Dogfights in Japan Are a Family Outing

With a long cultural history and deep ties to the yakuza, dog fighting is a lucrative business in Japan. Laws surrounding the fights are vague and rarely enforced, with members of the Japanese Animal Welfare Society fearing retaliation if they protest the violent practice.

There Are More Adult Diapers Sold in Japan Than Baby Diapers

Japan is now arguably the oldest country in the world. It’s not like you couldn’t see it walking around Tokyo or the countryside. But one of the biggest indicators of this shift is that, with declining birthrates and over 25% of the population aged over 65, there are now more diapers produced for adults than for babies.

Japan’s Centuries-Old Tradition of Making Soba Noodles

Here in Japan, the buckwheat noodles known as soba are a staple. Nowhere more so than in the mountains of the southern island of Shikoku. The soil there is poor. Buckwheat is one of the few crops that will grow. So the region has been known for its soba for centuries.

How Art Transformed a Remote Japanese Island

Art can enlighten, soothe, challenge and provoke. Sometimes it can transform a community. Case in point: a 5.5-square-mile island called Naoshima in Japan’s Seto Inland Sea, where art tourism has brought big changes to the island and the lives of its residents.

A Dying Japanese Village Brought Back to Life—by Scarecrows

Japan’s population is declining. For example, the rural village of Nagoro used to have around 300 residents. Now it has 30. Visitors know they’ve arrived when they see the three farmers in floppy hats resting against a telephone pole by the side of the road. They’re scarecrows, life-sized figures made of cloth and stuffed with cotton and newspapers.

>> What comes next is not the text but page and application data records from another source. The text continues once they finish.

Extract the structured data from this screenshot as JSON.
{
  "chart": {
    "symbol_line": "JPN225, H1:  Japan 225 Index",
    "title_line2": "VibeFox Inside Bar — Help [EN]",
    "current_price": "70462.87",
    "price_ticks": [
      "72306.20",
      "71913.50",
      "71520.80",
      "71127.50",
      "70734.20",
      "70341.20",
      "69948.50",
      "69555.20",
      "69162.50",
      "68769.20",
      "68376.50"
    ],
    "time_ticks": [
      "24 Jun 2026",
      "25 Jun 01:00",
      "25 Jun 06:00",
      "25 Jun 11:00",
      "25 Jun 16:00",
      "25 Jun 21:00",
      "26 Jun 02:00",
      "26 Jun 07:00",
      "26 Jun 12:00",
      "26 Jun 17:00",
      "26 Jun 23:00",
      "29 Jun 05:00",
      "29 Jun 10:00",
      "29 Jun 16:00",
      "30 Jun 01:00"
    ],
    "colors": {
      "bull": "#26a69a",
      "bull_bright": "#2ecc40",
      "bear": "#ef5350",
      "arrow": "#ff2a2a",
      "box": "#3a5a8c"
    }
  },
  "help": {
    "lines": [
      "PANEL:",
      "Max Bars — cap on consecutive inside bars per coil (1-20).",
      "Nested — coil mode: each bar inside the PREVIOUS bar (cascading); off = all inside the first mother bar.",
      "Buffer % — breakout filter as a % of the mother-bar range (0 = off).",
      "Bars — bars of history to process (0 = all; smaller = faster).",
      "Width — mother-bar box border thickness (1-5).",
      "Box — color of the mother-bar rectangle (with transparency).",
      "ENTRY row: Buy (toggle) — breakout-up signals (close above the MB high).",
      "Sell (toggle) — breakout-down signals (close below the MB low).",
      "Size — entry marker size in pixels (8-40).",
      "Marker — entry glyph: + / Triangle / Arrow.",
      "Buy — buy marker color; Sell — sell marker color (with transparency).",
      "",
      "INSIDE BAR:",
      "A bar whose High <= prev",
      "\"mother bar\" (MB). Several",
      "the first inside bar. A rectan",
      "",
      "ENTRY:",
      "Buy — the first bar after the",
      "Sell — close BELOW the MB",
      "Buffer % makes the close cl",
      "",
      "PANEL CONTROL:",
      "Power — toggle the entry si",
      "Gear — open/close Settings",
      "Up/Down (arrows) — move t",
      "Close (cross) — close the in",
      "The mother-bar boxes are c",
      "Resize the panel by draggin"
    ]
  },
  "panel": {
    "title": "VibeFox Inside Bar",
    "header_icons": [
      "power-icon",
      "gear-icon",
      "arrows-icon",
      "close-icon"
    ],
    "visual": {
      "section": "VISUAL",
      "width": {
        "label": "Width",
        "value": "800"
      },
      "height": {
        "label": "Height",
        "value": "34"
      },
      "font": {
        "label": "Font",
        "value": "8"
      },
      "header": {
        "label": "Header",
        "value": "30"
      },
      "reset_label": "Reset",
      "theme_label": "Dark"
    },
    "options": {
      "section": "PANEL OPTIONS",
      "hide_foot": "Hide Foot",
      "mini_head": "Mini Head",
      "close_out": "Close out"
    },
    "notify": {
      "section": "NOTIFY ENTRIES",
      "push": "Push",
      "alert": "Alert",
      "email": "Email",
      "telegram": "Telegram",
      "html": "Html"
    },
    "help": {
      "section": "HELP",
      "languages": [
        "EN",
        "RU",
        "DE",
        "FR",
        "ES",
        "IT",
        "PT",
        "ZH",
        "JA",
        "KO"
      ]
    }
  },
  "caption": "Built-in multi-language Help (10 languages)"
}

For Some Older Adults in Japan, a Chance to Stay in the Workforce

Hiromi Yamamuro is doing something that’s relatively rare in Japan. At age 67, he’s still working in the corporate world, where traditionally, the mandatory retirement age has been 60. But Yamamuro keeps going, because he loves his job — which he’s been doing for 18 years — selling environmentally friendly products at Tokyo-based Sato Holdings.

93,000 People Voluntarily Left Japan for North Korea After World War II. Or Did They?

In April 1960, not yet finished with high school, 17-year-old Eiko Kawasaki boarded a Soviet ship called the Kryl’ion in the Japanese port of Niigata and set sail on the journey of a lifetime, to a place she was told was paradise: North Korea.

Beyond Slurpees: Many Japanese Mini-Marts Now Cater to Elders

In Japanese cities, space is at a premium. So convenience stores that cram everything from Kleenex to rice balls into a few square yards are everywhere. But they’re not just a place for Slurpees and snacks. Nearly 27 percent of Japan’s population is 65 or older, and convenience stores are changing to serve this growing market.

Japanese City Takes Community Approach to Dealing with Dementia

No government plan can keep people with dementia from wandering. But health officials in Japan hope there eventually will be entire communities prepared to help keep them safe, if and when they do. Through community training, thousands of Japanese citizens have been taught how to effectively communicate with people who display signs of dementia.

How Japan Is Dealing with Impacts of Supporting the Oldest Population in the World

Japan has the oldest population in the world. Nearly 27 percent of the people there are 65 or older. NPR’s Ina Jaffe shares her stories on how Japan is changing as its population grows older.